Cape Buffalo mixed media by Jan Rimerman

The wild beauty in this painting is exhibited in the wonderful shapes found in the animal’s distinctive physical characteristics.

24″ x 24″ on panel

The Cape Buffalo has an entirely different kind of wild beauty.  This animal’s strength, shape and power is evident in its stare and stance. Although this 1,800lb. animal is a vegetarian, it can ward off lions, leopards, hyenas and African wild dogs.

It is considered one of the top most dangerous animals to encounter.  The cape buffalo exudes power as well as a stubborn personality. The snorts and sounds of this animal’s hooves are a good reminder to stay in the vehicle.  JR


Thomson’s Gazelle mixed media by Jan Rimerman

This painting captures the alert tension that is ever present.

24″ x 24″

The Thomson’s Gazelle has a beauty and grace of a different kind.  They live in herds alongside the zebras and wildebeests. They have many predators so their acute senses of sight, smell and hearing work in their favor.  They are the fastest and nimblest of all antelope and can reach speeds of between 40-60 miles per hour. 


Observing a herd running across the plains is like watching a ballet of well-proportioned muscle moving in synchronized rhythm.  The Thomson’s gazelles are known for their acrobatic leaps which confuse their predators and make them more difficult targets.”  JR




Jan Rimerman studied art at the City University in London, at Willamette University, Portland State University and at the University of Washington. Her work is found in ten books. Her art pieces are all painted on top of an underpainting of powdered charcoal on heavy watercolor paper.  Twenty-two layers of transparent fluid acrylic are applied to create a feeling of three-dimensionality and luminescence.

Jan is the Visual Arts Coordinator of the Lakewood Center, the Art Director of the LO Reads Program, the Director of Rock…Paper…Turtle…Art for Wetlands in partnership with The Wetlands Conservancy & the Director of the Rain Spark Gallery.   Jan’s art is well known for unusual perspectives and narrative.  She uses it for presentations promoting the arts and culture while raising awareness for the World Wildlife Fund and for clean water in Tanzania.

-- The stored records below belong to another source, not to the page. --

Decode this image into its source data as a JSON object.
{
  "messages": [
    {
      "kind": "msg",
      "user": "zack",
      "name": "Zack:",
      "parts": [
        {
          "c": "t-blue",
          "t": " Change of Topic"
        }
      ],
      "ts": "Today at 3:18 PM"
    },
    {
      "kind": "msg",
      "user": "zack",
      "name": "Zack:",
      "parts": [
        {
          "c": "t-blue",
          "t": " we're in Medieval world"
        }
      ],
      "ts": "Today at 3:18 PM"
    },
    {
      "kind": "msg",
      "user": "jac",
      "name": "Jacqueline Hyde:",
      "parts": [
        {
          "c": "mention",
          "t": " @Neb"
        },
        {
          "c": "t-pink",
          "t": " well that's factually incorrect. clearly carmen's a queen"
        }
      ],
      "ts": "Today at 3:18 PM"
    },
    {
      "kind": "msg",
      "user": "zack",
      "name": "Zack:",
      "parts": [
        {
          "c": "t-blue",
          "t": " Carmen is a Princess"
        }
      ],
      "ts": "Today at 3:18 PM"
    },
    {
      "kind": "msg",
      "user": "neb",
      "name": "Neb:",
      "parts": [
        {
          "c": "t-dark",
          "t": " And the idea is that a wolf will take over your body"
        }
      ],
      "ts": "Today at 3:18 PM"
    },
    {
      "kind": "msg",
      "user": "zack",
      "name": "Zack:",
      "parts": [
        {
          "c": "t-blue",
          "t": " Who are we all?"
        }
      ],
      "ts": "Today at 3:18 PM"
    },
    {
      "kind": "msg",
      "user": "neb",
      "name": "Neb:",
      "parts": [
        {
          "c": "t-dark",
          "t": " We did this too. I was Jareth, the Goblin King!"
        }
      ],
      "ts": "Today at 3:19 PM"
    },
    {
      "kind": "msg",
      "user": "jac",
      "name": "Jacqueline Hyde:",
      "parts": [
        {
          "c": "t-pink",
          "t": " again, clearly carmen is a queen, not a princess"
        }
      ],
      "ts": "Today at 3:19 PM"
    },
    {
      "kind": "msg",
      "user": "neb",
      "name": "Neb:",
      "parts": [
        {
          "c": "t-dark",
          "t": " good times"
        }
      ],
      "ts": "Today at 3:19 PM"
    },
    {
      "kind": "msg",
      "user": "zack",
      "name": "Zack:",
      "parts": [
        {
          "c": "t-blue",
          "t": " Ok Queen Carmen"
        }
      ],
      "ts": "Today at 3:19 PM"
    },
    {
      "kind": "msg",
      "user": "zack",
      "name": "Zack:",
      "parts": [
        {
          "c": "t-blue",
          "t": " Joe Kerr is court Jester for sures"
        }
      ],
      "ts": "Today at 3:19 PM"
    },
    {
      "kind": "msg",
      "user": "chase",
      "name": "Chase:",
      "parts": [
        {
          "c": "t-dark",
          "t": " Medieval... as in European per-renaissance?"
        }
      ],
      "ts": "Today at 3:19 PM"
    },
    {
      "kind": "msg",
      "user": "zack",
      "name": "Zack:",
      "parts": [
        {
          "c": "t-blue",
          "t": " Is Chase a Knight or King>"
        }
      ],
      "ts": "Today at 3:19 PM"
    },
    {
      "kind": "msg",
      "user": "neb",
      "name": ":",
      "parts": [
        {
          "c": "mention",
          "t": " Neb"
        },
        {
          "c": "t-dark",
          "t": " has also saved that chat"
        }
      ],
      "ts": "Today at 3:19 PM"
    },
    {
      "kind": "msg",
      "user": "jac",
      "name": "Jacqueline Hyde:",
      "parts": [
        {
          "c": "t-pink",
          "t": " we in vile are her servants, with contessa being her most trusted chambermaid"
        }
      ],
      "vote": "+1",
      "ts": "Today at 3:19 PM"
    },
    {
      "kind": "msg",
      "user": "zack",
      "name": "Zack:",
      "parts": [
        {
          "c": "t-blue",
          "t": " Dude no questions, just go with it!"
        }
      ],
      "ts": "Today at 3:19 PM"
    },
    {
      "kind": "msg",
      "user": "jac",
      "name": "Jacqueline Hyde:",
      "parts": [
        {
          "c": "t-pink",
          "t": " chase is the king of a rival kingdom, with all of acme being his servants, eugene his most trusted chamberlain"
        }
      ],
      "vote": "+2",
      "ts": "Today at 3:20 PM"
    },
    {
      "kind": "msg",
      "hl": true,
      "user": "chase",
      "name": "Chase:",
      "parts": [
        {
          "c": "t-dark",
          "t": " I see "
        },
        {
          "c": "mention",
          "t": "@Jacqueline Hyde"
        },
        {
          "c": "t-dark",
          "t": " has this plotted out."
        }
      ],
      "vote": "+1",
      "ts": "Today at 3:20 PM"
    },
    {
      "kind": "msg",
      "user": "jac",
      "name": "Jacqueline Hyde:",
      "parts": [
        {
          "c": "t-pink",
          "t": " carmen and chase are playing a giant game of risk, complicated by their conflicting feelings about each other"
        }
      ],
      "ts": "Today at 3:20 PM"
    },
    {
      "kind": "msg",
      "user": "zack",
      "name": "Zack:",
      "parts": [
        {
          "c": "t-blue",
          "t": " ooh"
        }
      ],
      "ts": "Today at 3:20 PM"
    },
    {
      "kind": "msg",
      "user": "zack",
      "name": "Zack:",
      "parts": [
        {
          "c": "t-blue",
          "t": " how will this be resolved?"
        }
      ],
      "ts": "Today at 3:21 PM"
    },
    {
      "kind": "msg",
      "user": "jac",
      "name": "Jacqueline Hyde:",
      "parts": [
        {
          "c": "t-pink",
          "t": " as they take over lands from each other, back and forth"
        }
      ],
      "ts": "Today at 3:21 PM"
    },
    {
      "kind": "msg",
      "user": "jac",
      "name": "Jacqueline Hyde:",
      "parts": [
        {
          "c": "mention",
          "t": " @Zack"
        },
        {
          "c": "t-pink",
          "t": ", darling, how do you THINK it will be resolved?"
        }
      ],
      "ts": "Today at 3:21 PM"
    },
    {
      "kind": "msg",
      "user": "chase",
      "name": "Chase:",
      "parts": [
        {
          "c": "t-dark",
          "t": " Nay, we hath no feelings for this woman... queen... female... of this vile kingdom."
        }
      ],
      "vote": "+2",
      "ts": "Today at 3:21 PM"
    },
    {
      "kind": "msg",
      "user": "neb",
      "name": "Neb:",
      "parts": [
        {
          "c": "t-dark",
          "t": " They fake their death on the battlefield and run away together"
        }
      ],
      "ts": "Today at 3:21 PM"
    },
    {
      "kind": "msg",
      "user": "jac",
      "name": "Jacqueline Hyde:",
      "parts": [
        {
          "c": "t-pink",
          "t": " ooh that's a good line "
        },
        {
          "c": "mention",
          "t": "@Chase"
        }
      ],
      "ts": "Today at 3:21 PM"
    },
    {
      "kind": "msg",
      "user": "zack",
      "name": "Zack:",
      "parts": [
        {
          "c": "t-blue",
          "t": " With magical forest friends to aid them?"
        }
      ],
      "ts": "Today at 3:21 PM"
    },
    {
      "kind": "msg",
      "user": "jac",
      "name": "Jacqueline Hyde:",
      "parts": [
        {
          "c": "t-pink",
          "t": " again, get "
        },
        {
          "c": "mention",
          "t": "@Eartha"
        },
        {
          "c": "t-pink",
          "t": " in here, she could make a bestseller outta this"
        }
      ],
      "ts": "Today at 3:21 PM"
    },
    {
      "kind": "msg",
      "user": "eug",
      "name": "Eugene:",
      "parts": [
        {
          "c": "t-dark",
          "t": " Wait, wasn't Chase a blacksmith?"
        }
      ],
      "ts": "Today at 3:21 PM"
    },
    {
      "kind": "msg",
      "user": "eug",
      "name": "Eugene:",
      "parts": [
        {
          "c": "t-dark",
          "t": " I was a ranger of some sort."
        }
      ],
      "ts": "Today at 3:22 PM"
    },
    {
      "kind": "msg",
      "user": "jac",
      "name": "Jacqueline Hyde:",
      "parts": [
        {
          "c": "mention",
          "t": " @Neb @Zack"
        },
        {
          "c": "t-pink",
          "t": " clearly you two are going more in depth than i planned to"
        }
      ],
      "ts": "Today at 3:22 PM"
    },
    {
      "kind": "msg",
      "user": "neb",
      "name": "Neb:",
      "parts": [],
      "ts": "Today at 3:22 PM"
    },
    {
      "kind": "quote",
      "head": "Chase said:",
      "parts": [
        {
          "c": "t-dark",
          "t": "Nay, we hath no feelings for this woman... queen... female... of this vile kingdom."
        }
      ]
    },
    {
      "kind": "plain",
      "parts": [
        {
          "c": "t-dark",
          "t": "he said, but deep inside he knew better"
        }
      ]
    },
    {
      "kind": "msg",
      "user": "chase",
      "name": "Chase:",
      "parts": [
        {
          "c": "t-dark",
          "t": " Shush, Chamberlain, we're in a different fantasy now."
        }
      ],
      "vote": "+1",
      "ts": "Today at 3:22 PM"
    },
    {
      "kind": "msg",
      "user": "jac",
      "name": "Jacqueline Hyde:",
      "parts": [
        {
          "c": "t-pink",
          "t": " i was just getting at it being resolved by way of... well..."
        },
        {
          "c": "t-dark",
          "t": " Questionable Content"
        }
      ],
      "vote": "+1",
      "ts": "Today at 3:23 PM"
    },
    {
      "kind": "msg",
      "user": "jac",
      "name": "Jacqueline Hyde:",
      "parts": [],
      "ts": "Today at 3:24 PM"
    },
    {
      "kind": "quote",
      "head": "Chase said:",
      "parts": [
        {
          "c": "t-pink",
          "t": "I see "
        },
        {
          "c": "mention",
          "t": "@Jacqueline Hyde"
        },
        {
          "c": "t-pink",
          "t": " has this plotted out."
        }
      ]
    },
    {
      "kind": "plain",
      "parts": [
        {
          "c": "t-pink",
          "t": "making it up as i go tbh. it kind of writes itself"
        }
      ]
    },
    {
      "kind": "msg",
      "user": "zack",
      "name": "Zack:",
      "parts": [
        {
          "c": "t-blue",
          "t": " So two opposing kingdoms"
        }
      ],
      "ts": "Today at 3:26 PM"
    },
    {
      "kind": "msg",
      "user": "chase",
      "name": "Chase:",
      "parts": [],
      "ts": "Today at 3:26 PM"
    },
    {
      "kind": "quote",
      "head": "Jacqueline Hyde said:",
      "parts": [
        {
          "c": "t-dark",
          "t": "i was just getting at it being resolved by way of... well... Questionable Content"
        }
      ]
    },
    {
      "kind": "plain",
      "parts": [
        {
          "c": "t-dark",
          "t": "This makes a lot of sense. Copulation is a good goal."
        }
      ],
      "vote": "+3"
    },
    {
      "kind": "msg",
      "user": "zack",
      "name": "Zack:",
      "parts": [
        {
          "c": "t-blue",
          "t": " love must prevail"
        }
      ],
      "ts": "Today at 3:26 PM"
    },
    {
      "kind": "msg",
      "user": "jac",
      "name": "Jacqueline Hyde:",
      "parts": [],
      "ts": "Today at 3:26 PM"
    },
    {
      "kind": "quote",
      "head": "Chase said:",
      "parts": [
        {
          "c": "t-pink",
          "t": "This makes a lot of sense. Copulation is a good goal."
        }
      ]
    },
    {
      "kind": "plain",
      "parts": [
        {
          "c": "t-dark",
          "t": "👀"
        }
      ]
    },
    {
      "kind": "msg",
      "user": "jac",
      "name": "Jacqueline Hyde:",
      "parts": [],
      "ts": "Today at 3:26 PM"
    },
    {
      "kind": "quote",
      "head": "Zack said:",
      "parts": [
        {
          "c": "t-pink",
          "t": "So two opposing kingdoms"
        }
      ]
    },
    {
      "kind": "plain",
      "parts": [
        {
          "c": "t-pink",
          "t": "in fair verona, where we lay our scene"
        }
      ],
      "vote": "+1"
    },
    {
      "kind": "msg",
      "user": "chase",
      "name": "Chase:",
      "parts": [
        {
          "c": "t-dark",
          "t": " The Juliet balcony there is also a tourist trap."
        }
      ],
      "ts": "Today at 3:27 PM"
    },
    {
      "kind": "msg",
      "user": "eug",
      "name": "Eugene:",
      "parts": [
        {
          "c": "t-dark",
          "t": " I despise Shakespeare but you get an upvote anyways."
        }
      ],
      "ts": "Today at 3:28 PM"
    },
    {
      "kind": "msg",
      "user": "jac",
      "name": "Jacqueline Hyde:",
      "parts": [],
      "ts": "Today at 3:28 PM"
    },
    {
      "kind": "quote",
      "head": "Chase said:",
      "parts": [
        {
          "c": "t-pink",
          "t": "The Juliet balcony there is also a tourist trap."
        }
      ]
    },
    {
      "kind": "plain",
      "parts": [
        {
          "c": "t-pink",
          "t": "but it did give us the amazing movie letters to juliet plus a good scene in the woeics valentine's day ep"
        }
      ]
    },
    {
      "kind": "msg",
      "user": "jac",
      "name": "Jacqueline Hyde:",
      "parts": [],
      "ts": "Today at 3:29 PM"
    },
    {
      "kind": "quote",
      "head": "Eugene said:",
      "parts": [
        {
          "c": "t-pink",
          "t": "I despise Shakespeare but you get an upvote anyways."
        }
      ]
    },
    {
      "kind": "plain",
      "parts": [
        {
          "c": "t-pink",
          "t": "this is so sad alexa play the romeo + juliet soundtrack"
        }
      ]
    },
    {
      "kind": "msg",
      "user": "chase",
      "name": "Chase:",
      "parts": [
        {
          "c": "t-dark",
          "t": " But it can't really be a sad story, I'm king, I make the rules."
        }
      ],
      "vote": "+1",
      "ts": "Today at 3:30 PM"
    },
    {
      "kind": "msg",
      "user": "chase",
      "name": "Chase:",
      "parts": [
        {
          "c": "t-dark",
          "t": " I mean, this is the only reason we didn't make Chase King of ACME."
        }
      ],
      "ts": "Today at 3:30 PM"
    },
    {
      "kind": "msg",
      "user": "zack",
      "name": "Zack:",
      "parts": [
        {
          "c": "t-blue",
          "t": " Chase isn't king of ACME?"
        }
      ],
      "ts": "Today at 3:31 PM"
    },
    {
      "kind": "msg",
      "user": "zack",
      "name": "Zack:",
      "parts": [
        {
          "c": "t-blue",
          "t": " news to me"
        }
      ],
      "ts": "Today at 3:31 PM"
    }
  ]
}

Fairweather House and Gallery

612 Broadway


 WILD BEAUTY exhibition

Through Nov. 24th

Featuring NW artists Leopoldine “LEO” Brew, Agnes Field, Patricia Clark-Finley, Dorota Haber-Leligh, Ron Nicolaides, Neal Maine, Jan Rimerman, and Vanessa K. Stokes.

Welcoming  encaustic artist Claudia Fuenzalida Johns.

The strength of WILD BEAUTY lies in the detailed and multivariate perspectives each artist brings showing us a different viewpoint.

They all use WILD BEAUTY as the theme in their work but they use different techniques and the way they see it is distinctively unique.

“Nature can be beautiful in many ways.  My life consciously includes travel adventures whether in my own backyard or abroad.  The paintings for this exhibit include some of the wild beauty I was privileged to experience up close and personal in Kenya and Tanzania. Learning and understanding the animal hierarchy, the survival skills of each species and the interconnectedness of their lives allows their wild beauty to be even more vivid.” Jan Rimerman


Please read more about our gallery, our commitment to NW artists, and our products made by NW hands.